It could be anything from a spiritual awakening to a midlife crisis.
Maybe they’re grappling with some emotional baggage, or perhaps they’re just sick of running around on a field all day.
Whatever the reason, it’s a real kick in the grass for fans like us.
This detachment from the game may come from losing the game, disappointing someone they looked up to
Other times, it’s because they had a coach who was more like a ball and chain, dragging them down with their bad soccer philosophy.
Not to sound too sure, but we’ll never truly know what causes a player to take their cleats and call it quit. So we’ll just have to accept that some players choose to retire, and leave the rest up to speculation.
Change In Perception
For some reason, a play may suddenly want to switch careers to go into maybe sportscasting, club director, brand ambassador, sports analysis, even philanthropists, and other times sports management.
Maybe they just got tired of all the adrenaline and glory that comes with being a player.
Who needs standing ovations and roaring applause when you can sit on the sidelines and talk about someone else’s achievements?
I guess it’s all about chasing new challenges and experiencing different things.
Just take look at Franck Leboeuf, he won the World Cup for France, but now he’s more interested in acting in films and on stage. Talk about a career deep change.
Time is the ultimate opponent, and even the greatest players can’t outrun it forever.
As much as we hate to admit it, getting older does take a toll on our bodies, and soccer players are no exception.
Once those players hit their thirties, they start feeling it – the aches, the pains, the inability to party all night and still perform on the field the next day.
And let’s not forget about those injuries that just won’t heal as quickly as they used to. It’s like they’ve gone from being world-class players to mere mortals overnight.
And let’s not forget about the loss of speed and resilience.

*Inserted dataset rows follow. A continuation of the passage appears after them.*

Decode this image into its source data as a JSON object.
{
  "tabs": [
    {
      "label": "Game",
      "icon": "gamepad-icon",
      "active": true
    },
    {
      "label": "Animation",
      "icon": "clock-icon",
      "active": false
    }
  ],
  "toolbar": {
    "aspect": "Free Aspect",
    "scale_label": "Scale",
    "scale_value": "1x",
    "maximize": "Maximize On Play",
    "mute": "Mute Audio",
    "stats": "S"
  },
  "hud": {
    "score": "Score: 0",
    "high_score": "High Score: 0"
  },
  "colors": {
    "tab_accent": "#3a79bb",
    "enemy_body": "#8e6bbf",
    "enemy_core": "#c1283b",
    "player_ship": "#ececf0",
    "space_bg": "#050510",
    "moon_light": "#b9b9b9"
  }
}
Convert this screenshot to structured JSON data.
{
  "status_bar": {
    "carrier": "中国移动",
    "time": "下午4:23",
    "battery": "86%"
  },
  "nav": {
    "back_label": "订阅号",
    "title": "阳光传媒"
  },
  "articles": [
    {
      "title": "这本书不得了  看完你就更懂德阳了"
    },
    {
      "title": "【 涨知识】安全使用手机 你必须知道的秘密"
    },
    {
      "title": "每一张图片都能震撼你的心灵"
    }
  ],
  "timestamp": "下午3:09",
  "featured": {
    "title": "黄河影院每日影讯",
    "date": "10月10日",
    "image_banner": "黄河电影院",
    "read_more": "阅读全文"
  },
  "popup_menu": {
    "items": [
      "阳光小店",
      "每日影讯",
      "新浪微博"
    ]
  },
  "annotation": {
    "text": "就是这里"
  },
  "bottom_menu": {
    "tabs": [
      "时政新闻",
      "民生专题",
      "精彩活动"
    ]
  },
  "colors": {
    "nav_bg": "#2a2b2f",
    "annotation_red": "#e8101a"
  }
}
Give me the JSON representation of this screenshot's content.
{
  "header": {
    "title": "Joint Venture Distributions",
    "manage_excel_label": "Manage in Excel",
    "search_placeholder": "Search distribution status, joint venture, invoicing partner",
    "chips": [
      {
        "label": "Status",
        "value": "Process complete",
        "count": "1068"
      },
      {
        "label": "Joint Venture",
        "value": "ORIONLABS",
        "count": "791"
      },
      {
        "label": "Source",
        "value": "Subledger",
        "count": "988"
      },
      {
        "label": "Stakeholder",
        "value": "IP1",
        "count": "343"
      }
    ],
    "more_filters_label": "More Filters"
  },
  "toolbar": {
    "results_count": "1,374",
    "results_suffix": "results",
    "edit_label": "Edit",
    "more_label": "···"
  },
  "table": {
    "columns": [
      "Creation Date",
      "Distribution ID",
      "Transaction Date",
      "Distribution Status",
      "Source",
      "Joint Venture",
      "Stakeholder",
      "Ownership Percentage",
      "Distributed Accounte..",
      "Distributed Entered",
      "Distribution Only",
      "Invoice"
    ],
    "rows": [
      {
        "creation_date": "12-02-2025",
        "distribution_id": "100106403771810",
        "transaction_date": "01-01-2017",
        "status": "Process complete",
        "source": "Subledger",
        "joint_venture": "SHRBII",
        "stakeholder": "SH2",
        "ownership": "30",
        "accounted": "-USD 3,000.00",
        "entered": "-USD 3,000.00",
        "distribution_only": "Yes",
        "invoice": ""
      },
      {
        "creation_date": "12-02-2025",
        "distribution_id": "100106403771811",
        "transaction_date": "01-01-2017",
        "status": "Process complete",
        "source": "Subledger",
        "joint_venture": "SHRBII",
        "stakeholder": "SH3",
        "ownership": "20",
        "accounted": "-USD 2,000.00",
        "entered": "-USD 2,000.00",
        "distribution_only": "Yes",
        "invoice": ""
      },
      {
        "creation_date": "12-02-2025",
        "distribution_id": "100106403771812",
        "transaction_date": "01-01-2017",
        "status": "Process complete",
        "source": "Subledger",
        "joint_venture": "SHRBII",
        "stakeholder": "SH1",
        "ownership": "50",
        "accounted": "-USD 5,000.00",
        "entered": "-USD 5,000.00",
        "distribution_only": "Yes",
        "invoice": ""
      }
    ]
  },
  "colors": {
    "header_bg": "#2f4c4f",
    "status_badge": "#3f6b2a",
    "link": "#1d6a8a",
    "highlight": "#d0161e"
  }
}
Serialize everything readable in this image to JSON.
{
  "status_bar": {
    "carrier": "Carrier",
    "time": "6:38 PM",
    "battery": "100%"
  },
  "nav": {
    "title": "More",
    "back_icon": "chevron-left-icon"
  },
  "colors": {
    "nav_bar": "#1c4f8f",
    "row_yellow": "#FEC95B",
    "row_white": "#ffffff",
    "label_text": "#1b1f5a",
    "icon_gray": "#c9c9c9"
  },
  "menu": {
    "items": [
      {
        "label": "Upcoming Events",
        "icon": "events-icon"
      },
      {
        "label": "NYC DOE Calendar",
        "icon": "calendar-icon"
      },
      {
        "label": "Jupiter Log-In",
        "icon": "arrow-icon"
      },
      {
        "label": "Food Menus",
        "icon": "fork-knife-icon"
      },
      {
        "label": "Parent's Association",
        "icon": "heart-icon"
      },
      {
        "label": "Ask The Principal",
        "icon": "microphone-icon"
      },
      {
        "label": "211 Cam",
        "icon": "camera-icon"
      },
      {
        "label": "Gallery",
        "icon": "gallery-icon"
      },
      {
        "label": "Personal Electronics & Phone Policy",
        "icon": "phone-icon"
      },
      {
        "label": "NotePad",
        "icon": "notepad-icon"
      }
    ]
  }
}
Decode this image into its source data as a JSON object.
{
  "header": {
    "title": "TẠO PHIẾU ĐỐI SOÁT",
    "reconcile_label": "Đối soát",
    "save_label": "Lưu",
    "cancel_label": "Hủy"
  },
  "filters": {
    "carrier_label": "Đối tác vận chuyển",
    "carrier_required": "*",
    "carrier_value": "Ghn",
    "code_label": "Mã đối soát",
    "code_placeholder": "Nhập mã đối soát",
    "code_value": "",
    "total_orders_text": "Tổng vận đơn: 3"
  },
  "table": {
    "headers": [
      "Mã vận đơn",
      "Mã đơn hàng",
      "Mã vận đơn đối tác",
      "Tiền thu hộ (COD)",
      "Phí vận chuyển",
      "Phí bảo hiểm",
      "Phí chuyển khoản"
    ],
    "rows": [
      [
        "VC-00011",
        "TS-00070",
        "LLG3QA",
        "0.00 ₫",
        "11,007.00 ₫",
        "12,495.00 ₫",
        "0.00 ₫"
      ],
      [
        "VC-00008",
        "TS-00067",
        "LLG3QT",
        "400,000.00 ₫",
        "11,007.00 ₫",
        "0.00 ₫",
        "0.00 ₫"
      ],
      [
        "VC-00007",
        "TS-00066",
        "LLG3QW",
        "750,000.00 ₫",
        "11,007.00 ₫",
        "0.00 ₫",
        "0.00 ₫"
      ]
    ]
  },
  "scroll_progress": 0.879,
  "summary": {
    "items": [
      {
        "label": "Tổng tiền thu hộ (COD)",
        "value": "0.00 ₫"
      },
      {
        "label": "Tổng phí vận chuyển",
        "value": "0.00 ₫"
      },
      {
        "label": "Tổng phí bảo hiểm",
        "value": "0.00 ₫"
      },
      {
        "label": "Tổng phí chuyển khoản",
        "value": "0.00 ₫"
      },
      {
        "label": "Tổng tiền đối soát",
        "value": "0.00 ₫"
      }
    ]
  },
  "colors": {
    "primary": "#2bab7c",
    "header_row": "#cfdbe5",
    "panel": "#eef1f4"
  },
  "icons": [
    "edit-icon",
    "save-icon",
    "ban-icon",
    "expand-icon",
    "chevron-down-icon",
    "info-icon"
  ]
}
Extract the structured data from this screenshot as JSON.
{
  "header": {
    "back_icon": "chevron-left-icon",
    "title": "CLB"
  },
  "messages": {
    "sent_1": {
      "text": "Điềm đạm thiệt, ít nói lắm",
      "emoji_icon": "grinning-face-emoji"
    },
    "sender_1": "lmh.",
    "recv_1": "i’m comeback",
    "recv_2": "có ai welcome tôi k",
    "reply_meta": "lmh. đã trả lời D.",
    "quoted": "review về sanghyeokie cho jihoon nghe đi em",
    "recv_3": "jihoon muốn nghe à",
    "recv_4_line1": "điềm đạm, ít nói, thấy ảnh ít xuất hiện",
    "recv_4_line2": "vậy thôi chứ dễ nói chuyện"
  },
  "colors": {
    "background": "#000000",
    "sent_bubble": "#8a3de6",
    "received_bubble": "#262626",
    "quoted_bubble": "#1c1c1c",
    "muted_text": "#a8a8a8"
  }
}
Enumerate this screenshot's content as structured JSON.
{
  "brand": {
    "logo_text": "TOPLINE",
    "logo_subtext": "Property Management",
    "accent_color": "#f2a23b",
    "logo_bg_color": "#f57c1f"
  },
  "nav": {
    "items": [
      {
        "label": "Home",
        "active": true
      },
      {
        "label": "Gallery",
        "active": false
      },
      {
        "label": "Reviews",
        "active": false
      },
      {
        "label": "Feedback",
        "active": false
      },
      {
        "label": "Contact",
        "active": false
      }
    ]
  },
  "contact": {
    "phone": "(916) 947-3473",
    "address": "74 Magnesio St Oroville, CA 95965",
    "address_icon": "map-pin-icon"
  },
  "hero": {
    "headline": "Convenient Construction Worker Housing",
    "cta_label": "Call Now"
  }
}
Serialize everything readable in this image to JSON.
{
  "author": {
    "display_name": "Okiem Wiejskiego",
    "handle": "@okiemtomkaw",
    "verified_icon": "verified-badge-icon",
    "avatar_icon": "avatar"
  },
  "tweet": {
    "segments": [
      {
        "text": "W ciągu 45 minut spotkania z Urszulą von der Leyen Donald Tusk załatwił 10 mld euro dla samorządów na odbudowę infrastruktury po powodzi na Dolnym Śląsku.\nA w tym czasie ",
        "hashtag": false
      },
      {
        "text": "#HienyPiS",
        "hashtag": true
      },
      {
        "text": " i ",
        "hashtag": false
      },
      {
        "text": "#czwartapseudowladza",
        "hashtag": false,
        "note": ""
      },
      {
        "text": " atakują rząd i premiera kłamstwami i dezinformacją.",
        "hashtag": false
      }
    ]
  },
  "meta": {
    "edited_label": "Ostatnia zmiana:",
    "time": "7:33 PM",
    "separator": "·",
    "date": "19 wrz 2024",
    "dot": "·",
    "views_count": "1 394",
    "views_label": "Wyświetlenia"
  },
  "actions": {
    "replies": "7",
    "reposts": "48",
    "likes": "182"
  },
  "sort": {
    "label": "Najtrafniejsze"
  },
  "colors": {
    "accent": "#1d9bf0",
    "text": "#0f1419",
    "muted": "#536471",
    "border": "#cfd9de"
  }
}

Soccer players used to be lightning on the field, but now they’re more like a gentle summer breeze.
Retirement starts looking pretty sweet when you’re constantly getting outrun by players half your age.
So when those players finally decide to hang up their cleats, don’t be too hard on them.
It’s not like they’re quitting because they want to – they just can’t keep up with the game anymore.
And who knows, maybe they’ll discover a newfound love for golf or wrestling
Wanting To Retire
Sometimes, players simply make up their minds about retiring at an early age.
They just don’t have that same passion for the game they once did and want to move on to other things (like napping).
Some players who have made it to the top already deemed it fit to retire as there’s no more room for them to climb and nothing more to achieve.
Leaving us fanatics to look upon their achievements from afar and argue over their stats and records (while we stuff our mouths with potato chips).
Saved the best for last! This is by far the major reason why soccer players retire so early.
Retiring from soccer due to injury is like getting benched by life itself. Players who suffer injuries often dream of coming back stronger, but alas, fate can be a tough wife to please.
Soccer players are no strangers to injuries – they deal with everything from broken bones to aches and pains.
But the one that really throws a wrench in their career is the dreaded anterior cruciate ligament injury. It’s like a red card from the universe, telling you it’s time to sit out and rethink your game plan.
This injury destabilizes the ligament of the knee and this is regarded as one of the most lethal injuries in sports.
Even after surgery, it takes 6 months to a year for the rehabilitation phase.
Around 60% of soccer players’ injuries are that of the knee which sometimes means an end to their career.
SEE ALSO | 4 REASONS WHY SOCCER PLAYERS FAKE INJURIES
Final Whistle– Reasons Why Soccer Players Retire So Early
Cristiano Ronaldo said via Marca after clocking 35 years,
“Physically it will never be a problem. I am treating myself well and I think can play safely for up to 40 years”
As players age, their ability to perform like they used to can take a bit of a dive.
And, soccer is no walk in the park – it demands both physical and mental stamina (which can be in short supply as we get older).